What you will do – Across the entries below, how many lines include the word "this"? Reply with only the number.

Data to examine –
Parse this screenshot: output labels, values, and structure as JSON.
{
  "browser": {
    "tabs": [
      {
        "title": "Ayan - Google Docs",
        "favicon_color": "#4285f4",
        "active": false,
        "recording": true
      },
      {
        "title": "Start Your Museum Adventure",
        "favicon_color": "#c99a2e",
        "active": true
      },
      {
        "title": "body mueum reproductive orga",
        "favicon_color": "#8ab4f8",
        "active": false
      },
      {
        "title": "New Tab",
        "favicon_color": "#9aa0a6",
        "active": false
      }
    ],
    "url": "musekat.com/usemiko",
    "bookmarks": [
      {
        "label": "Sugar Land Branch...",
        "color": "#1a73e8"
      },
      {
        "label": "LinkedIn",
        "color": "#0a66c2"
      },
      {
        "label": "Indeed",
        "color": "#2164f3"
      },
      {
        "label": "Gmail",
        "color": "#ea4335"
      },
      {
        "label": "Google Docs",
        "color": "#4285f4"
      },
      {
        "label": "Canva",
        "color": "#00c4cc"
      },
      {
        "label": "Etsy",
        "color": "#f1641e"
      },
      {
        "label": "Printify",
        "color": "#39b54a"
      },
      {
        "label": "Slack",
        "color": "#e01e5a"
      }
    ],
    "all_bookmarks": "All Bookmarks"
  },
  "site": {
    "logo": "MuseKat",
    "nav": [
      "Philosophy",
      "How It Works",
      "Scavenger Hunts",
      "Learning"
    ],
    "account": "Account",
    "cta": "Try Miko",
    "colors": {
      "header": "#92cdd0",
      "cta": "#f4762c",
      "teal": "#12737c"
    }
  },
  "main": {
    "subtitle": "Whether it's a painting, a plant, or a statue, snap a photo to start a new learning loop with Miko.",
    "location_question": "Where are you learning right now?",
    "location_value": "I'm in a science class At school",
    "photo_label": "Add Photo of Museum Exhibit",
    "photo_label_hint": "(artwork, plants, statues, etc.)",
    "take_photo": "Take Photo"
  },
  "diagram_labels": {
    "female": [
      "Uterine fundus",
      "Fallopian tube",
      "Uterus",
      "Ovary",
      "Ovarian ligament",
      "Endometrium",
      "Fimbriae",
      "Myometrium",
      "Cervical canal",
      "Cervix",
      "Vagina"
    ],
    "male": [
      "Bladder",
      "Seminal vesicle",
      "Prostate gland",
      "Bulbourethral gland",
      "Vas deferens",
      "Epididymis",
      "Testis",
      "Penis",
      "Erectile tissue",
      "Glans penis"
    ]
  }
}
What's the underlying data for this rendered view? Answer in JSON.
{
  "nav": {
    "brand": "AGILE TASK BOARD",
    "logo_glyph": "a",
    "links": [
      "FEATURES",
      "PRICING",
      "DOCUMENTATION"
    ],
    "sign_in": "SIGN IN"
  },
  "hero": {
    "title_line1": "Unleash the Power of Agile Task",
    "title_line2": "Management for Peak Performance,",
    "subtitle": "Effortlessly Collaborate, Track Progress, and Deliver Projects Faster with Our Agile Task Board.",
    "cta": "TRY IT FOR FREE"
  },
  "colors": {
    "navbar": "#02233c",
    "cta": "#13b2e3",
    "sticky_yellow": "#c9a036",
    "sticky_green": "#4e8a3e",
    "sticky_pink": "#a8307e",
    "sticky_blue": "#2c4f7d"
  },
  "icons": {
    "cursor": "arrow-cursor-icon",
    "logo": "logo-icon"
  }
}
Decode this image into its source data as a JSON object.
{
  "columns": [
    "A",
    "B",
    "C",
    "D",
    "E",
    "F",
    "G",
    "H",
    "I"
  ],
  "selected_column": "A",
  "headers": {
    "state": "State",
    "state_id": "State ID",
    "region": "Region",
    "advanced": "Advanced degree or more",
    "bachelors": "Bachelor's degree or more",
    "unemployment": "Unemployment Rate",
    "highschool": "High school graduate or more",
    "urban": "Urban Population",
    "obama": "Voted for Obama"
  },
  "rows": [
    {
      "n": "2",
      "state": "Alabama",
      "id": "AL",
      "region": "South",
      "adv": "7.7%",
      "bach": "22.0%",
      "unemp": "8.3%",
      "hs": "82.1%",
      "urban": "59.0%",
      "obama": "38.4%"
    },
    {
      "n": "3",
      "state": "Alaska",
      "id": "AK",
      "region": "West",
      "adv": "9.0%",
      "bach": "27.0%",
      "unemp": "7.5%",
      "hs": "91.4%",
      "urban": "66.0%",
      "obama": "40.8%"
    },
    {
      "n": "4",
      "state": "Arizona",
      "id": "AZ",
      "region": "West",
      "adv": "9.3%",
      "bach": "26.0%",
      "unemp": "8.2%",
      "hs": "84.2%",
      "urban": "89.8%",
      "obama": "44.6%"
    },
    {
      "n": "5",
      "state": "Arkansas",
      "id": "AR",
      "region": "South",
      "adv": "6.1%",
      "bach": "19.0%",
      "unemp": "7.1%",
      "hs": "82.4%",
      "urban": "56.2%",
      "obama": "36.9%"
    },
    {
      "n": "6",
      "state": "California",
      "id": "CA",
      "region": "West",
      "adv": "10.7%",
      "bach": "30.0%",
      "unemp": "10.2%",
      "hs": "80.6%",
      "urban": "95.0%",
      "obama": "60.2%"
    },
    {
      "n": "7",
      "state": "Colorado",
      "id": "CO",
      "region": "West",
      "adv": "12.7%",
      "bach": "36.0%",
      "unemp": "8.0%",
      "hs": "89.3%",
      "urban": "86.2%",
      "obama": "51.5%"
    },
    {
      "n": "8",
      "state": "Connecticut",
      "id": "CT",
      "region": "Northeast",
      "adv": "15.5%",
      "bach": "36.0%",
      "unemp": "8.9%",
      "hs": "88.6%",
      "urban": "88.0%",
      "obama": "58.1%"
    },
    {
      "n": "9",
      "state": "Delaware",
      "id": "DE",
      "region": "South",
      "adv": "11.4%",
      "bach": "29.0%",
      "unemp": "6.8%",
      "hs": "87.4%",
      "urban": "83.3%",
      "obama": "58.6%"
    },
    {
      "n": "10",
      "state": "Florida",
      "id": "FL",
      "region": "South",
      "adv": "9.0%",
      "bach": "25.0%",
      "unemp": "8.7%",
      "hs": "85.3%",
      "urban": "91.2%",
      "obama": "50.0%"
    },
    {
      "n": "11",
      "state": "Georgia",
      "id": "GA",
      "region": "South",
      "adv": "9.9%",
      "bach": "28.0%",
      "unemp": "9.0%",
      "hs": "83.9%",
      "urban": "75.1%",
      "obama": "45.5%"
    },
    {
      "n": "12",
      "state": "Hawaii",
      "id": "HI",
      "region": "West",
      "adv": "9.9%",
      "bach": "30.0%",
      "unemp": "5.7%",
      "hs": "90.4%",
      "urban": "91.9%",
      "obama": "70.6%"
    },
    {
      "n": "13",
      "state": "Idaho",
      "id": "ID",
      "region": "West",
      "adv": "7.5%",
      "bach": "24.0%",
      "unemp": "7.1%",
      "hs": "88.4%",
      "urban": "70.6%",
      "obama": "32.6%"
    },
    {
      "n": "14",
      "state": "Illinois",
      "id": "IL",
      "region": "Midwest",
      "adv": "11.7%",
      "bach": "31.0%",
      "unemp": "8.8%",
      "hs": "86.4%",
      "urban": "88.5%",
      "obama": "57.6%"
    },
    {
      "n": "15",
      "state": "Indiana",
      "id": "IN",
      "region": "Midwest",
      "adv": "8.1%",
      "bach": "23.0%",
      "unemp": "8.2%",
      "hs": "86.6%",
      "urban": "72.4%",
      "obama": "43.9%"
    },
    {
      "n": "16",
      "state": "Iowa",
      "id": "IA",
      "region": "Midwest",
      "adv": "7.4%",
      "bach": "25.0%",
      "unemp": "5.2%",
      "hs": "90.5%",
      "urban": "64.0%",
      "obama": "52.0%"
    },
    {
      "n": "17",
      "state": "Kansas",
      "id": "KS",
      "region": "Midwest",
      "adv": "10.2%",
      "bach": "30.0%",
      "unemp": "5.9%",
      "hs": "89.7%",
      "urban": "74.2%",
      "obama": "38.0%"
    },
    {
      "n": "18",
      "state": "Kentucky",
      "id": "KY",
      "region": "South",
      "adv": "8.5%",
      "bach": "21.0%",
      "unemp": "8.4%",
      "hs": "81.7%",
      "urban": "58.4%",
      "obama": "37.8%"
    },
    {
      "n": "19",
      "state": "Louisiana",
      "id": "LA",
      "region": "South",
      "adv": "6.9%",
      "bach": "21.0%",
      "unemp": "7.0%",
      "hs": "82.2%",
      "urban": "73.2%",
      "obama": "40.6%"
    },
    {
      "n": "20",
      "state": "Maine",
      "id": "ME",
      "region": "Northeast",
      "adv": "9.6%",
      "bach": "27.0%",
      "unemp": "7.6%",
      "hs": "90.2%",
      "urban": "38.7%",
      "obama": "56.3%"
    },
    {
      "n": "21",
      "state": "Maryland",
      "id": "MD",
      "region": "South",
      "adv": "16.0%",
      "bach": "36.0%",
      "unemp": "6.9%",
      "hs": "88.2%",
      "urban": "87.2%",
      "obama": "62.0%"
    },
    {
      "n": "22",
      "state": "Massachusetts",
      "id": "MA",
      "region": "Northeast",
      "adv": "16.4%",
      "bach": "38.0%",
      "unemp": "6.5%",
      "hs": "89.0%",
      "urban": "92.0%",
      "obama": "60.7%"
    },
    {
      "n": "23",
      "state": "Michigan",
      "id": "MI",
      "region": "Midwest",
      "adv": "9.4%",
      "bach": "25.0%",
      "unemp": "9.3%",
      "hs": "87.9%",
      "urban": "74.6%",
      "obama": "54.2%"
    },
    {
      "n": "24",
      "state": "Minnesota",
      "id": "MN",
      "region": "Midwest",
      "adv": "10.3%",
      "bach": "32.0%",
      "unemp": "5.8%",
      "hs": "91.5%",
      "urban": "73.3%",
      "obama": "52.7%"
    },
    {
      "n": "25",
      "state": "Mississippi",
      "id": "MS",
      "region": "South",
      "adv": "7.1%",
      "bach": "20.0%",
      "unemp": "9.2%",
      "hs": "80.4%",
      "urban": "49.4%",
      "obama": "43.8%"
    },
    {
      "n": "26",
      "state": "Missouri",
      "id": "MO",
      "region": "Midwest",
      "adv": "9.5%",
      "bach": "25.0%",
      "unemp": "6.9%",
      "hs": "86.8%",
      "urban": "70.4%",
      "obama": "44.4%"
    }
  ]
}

Answer section – 3